So in comedy circles and in general, you have a reputation of being a very nice guy. It gets mentioned a lot. I’m wondering, is it just that rare to find nice people in comedy that people feel the need to remark on it?

[Laughs] I don’t know what it is. It’s very kind of people to say, and it’s not a reputation that I mind. But I always feel like people who don’t do stand-up say it, which is a totally lovely compliment. I don’t resent at all people saying, “Oh, he’s like a sweetheart” … but within comedy, it’s a very funny way to talk about someone, because it usually means they don’t have much of an act. So it’s like if a comic says, “Oh, yeah, super nice guy.” If you go, “Hey, do you know Josh?” and a comic says, “Super nice guy,” that means, “Oh, yeah, don’t book him for anything.” [Laughs] So it took me a little while to get okay with having that as a reputation. But it’s also kind of nice to have a reputation at all, so that’s certainly an easy trade-off to make.

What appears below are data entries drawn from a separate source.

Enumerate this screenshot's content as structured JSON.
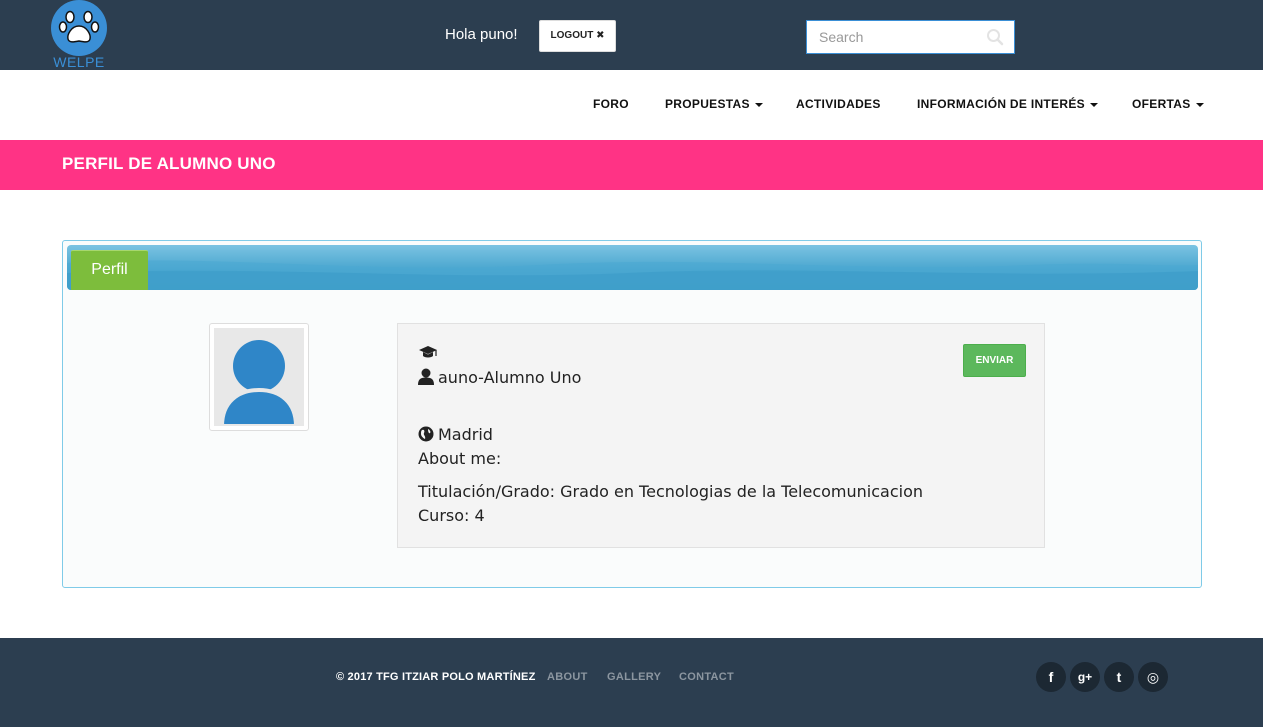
{
  "header": {
    "logo_text": "WELPE",
    "greeting": "Hola puno!",
    "logout_label": "LOGOUT ✖",
    "search_placeholder": "Search"
  },
  "nav": {
    "items": [
      {
        "label": "FORO",
        "has_dropdown": false
      },
      {
        "label": "PROPUESTAS",
        "has_dropdown": true
      },
      {
        "label": "ACTIVIDADES",
        "has_dropdown": false
      },
      {
        "label": "INFORMACIÓN DE INTERÉS",
        "has_dropdown": true
      },
      {
        "label": "OFERTAS",
        "has_dropdown": true
      }
    ]
  },
  "page": {
    "title": "PERFIL DE ALUMNO UNO"
  },
  "profile": {
    "tab_label": "Perfil",
    "username": "auno-Alumno Uno",
    "location": "Madrid",
    "about": "About me:",
    "degree": "Titulación/Grado: Grado en Tecnologias de la Telecomunicacion",
    "course": "Curso: 4",
    "send_label": "ENVIAR"
  },
  "footer": {
    "copyright": "© 2017 TFG ITZIAR POLO MARTÍNEZ",
    "links": [
      "ABOUT",
      "GALLERY",
      "CONTACT"
    ],
    "social": [
      {
        "icon": "facebook-icon",
        "glyph": "f"
      },
      {
        "icon": "google-plus-icon",
        "glyph": "g+"
      },
      {
        "icon": "twitter-icon",
        "glyph": "t"
      },
      {
        "icon": "dribbble-icon",
        "glyph": "◎"
      }
    ]
  },
  "colors": {
    "topbar": "#2c3e50",
    "accent_pink": "#ff3385",
    "brand_blue": "#3a8fd6",
    "tab_green": "#7dbd3c",
    "button_green": "#5cb85c"
  }
}
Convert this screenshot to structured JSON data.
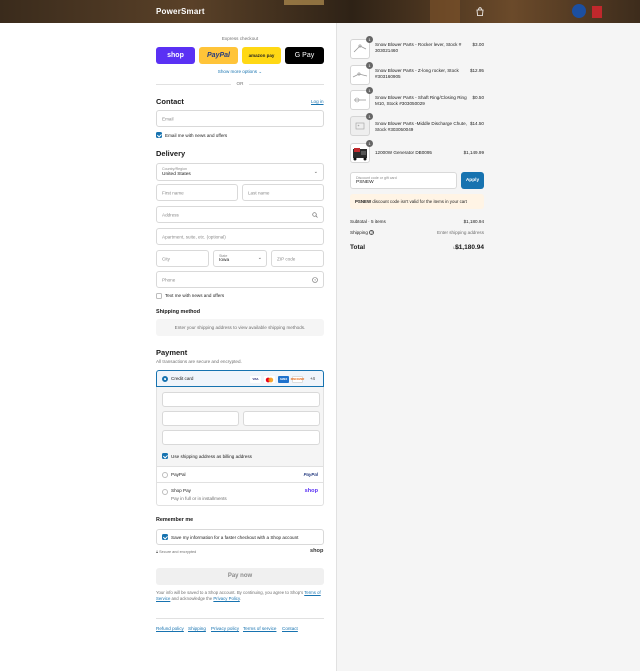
{
  "header": {
    "brand": "PowerSmart"
  },
  "express": {
    "title": "Express checkout",
    "buttons": [
      {
        "label": "shop",
        "color": "#5a31f4"
      },
      {
        "label": "PayPal",
        "color": "#ffc439"
      },
      {
        "label": "amazon pay",
        "color": "#ffd814"
      },
      {
        "label": "G Pay",
        "color": "#000000"
      }
    ],
    "show_more": "Show more options",
    "or": "OR"
  },
  "contact": {
    "title": "Contact",
    "login": "Log in",
    "email_placeholder": "Email",
    "email_news": "Email me with news and offers"
  },
  "delivery": {
    "title": "Delivery",
    "country_label": "Country/Region",
    "country_value": "United States",
    "first_name": "First name",
    "last_name": "Last name",
    "address": "Address",
    "apartment": "Apartment, suite, etc. (optional)",
    "city": "City",
    "state_label": "State",
    "state_value": "Iowa",
    "zip": "ZIP code",
    "phone": "Phone",
    "text_news": "Text me with news and offers"
  },
  "shipping": {
    "title": "Shipping method",
    "message": "Enter your shipping address to view available shipping methods."
  },
  "payment": {
    "title": "Payment",
    "subtitle": "All transactions are secure and encrypted.",
    "credit_card": "Credit card",
    "card_brands": [
      "VISA",
      "MC",
      "AMEX",
      "DISCOVER"
    ],
    "more_cards": "+4",
    "billing_same": "Use shipping address as billing address",
    "paypal": "PayPal",
    "paypal_logo": "PayPal",
    "shop_pay": "Shop Pay",
    "shop_pay_sub": "Pay in full or in installments",
    "shop_pay_logo": "shop"
  },
  "remember": {
    "title": "Remember me",
    "save_info": "Save my information for a faster checkout with a Shop account",
    "secure": "Secure and encrypted",
    "shop_logo": "shop"
  },
  "pay_now": "Pay now",
  "disclaimer": {
    "text_a": "Your info will be saved to a Shop account. By continuing, you agree to Shop's",
    "terms": "Terms of Service",
    "text_b": "and acknowledge the",
    "privacy": "Privacy Policy",
    "text_c": "."
  },
  "footer_links": [
    "Refund policy",
    "Shipping",
    "Privacy policy",
    "Terms of service",
    "Contact"
  ],
  "summary": {
    "items": [
      {
        "qty": "1",
        "name": "Snow Blower Parts - Rocker lever, Stock # 303021460",
        "price": "$3.00"
      },
      {
        "qty": "1",
        "name": "Snow Blower Parts - Z-long rocker, Stock #303160905",
        "price": "$12.95"
      },
      {
        "qty": "1",
        "name": "Snow Blower Parts - Shaft Ring/Closing Ring M10, Stock #303050029",
        "price": "$0.50"
      },
      {
        "qty": "1",
        "name": "Snow Blower Parts -Middle Discharge Chute, Stock #303050049",
        "price": "$14.50"
      },
      {
        "qty": "1",
        "name": "12000W Generator DB0095",
        "price": "$1,149.99"
      }
    ],
    "discount_label": "Discount code or gift card",
    "discount_value": "PSNEW",
    "apply": "Apply",
    "error_code": "PSNEW",
    "error_text": "discount code isn't valid for the items in your cart",
    "subtotal_label": "Subtotal · 5 items",
    "subtotal_value": "$1,180.94",
    "shipping_label": "Shipping",
    "shipping_value": "Enter shipping address",
    "total_label": "Total",
    "currency": "USD",
    "total_value": "$1,180.94"
  }
}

Similarly, your comedy often has an optimistic tone to it. What sort of comedians did you flock toward as a kid?

I remember when I was a kid my dad would subscribe to the BMG Music Club, and we got that initial 12 CDs for a penny … I think it was cassettes. Eight CDs or 12 cassettes, something like that. So my dad was like, if you get cassettes I will finance this purchase for you, with the penny plus the shipping and handling, which is very generous. And for some reason I decided I wanted to get a lot of comedy, and so I got Jeff Foxworthy’s You Might Be a Redneck album, which I say without comment. Well, that’s not true. I will comment! I thought it was great and I probably, listening to it now, would still be like, “This guy’s really good.” And I got Ellen DeGeneres’ stand-up album, which I remember really liking — it was just really super funny, dead-on observational stuff.

And then I got this 2000 Year Old Man album with Carl Reiner and Mel Brooks. Billy Crystal’s Mahvelous! Album. And then my dad was like, you should really get Bill Cosby’s [Best of Bill Cosby] as well, which is probably the one that has aged the least well, in the context of history.

So that was kind of the stuff that my family condoned, but I also remember the first time I saw Chris Rock’s Bring the Pain special where it was like … I probably watched that a million times. It was one of those, along with Dana Carvey’s stand-up special from around the same time, that was just always on TV. It was always on Comedy Central because they would just show hour-long specials all the time. So my friends and I would sit around on a Friday nights and watch because we couldn’t go anywhere or do anything because we were early teenagers where you just want to do stuff so bad, but you’re not eligible for anything fun. So it’s either you watch comedy specials or you set things on fire in a parking lot somewhere.

Think you made the right decision there. So, I should ask about Modern Seinfeld — what’s the status on that? Still on hiatus, or are there plans to revive it anytime soon?

It’s just kind of slowed down. I think if inspiration struck in either myself or Jack [Moore], who co-writes it with me, it would come back. I think we’ve both just been kind of busy and pouring that kind of energy into other projects. But it’s certainly … it’s probably not done forever, I will say.